Evolution is controversial among students and religiosity, religious affiliation, understanding of evolution, and demographics are predictors of evolution acceptance. However, quantitative research has not explored the unique impact of student perceived conflict between their religion and evolution as a major factor influencing evolution acceptance. We developed an instrument with validity evidence called “Perceived Conflict between Evolution and Religion” (PCoRE). Using this measure, we find that, among students in 26 biology courses in 11 states, adding student perceived conflict between their religion and evolution to linear mixed models more than doubled the capacity of the models to predict evolution acceptance compared with models that only included religiosity, religious affiliation, understanding of evolution, and demographics. Student perceived conflict between evolution and their religion was the strongest predictor of evolution acceptance among all variables and mediated the impact of religiosity on evolution acceptance. These results build upon prior literature that suggests that reducing perceived conflict between students’ religious beliefs and evolution can help raise evolution acceptance levels. Further, these results indicate that including measures of perceived conflict between religion and evolution in evolution acceptance studies in the future is important. We would like to thank the instructors of the courses included in this study who were willing to send our survey to their students and the students who completed the survey. We thank ASU’s Biology Education Research Lab for helpful feedback about this project, and specifically Rachel Scott. This project was supported by National Science Foundation grants IUSE 1818659 and 1712188 as well as a Faculty Creative Research and Activity grant from Middle Tennessee State University.

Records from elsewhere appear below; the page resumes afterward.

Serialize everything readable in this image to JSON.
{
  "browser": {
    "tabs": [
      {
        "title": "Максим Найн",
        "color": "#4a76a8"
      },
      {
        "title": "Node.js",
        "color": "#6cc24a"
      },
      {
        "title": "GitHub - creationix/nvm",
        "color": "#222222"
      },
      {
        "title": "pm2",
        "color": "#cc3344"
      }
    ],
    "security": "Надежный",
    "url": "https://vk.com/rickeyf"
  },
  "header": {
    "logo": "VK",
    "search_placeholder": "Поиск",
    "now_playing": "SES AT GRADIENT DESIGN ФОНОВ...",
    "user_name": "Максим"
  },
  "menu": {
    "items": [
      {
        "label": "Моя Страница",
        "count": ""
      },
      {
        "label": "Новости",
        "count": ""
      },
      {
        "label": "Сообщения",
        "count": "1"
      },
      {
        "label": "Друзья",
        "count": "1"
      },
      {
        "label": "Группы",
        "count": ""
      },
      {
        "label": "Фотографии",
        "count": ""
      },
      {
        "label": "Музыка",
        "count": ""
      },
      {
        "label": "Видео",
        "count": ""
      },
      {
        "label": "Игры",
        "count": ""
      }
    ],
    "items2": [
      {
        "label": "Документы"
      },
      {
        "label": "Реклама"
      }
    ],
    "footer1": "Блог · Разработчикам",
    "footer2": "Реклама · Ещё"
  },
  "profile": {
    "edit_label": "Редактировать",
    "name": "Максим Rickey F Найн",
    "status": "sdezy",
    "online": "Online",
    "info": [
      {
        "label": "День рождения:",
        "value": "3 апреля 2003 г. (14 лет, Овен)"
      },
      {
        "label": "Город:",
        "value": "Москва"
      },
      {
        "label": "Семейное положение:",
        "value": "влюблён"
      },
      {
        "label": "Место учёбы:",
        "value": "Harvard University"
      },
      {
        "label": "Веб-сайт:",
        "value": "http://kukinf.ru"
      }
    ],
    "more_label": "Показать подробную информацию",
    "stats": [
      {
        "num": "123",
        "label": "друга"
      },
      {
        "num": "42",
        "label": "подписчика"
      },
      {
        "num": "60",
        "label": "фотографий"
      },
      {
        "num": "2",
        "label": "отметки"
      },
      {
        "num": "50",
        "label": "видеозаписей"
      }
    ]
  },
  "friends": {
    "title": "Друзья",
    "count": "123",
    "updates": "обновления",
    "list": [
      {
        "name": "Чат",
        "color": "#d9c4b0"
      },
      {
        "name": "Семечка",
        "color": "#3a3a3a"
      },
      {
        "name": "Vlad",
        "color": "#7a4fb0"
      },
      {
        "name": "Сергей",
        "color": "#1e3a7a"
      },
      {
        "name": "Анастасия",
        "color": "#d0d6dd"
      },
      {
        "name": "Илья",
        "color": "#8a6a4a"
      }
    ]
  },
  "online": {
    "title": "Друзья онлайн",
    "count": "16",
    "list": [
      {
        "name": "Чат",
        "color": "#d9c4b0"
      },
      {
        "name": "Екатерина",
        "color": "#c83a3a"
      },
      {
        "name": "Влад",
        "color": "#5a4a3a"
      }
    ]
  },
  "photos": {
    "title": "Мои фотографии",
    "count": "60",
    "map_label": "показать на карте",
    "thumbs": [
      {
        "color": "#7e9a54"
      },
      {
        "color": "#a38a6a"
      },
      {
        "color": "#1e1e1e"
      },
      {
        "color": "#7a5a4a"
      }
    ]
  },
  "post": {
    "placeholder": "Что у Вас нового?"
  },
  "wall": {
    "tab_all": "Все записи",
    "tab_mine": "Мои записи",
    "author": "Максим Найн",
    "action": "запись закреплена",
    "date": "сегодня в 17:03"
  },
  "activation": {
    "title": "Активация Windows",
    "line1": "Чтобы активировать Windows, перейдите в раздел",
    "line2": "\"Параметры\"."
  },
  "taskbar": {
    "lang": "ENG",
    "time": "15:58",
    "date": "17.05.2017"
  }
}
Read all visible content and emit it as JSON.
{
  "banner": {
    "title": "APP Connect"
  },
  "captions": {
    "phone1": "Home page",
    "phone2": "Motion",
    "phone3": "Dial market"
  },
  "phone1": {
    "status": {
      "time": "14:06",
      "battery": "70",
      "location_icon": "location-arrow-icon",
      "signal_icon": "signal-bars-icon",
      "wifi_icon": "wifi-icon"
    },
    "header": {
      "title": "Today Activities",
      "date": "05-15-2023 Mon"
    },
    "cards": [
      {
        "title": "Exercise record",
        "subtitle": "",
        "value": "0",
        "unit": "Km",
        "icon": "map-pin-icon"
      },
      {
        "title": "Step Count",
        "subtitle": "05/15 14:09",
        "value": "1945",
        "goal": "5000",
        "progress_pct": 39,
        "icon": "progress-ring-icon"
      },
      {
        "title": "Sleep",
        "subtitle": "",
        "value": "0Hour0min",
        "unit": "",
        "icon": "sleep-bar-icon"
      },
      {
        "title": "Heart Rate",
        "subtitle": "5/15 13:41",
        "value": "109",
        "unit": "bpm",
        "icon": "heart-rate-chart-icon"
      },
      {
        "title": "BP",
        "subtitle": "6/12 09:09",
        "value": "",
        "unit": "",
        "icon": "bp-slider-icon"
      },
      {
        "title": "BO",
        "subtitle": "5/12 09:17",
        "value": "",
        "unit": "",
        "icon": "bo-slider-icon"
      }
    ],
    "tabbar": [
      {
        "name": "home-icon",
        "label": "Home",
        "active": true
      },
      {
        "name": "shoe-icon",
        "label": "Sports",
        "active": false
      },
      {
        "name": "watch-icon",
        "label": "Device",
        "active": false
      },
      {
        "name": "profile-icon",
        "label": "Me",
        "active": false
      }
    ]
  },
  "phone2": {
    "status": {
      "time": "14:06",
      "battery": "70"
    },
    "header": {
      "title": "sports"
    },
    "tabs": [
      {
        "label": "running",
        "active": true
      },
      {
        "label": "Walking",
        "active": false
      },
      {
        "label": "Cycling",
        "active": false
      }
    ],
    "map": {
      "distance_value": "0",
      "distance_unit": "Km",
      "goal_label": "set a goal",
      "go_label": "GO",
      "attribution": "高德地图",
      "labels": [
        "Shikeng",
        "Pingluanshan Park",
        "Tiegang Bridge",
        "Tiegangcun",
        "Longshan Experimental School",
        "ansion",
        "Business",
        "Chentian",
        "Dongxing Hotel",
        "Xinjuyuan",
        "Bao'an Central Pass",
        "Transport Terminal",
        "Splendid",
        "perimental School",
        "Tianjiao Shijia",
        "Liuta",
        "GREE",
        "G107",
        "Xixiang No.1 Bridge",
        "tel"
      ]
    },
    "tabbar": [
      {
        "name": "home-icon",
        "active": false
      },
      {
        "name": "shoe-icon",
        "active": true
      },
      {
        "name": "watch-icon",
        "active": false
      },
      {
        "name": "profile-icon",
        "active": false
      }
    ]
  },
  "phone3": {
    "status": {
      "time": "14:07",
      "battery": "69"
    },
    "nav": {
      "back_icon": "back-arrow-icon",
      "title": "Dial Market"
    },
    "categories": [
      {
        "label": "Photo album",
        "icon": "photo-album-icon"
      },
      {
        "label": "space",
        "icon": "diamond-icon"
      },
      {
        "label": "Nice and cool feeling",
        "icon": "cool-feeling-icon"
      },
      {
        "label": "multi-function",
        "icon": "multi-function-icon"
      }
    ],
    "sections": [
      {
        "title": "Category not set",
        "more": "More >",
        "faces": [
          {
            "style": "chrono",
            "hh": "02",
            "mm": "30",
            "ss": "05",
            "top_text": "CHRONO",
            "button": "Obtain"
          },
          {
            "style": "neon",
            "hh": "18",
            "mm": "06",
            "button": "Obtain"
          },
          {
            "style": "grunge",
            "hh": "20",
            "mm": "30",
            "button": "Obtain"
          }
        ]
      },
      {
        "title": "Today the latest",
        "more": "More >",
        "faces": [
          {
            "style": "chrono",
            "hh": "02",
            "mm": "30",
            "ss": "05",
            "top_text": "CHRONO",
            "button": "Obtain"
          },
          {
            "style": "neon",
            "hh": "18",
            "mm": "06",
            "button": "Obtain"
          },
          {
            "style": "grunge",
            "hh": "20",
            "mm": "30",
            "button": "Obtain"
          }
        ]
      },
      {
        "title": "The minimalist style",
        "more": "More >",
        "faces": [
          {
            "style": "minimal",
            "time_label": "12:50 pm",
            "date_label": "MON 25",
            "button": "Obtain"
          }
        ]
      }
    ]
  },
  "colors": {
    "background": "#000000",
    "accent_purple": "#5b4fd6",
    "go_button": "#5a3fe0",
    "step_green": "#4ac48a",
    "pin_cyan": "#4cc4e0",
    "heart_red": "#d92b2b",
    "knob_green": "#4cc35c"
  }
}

ASJC Scopus subject areas
- General Biochemistry, Genetics and Molecular Biology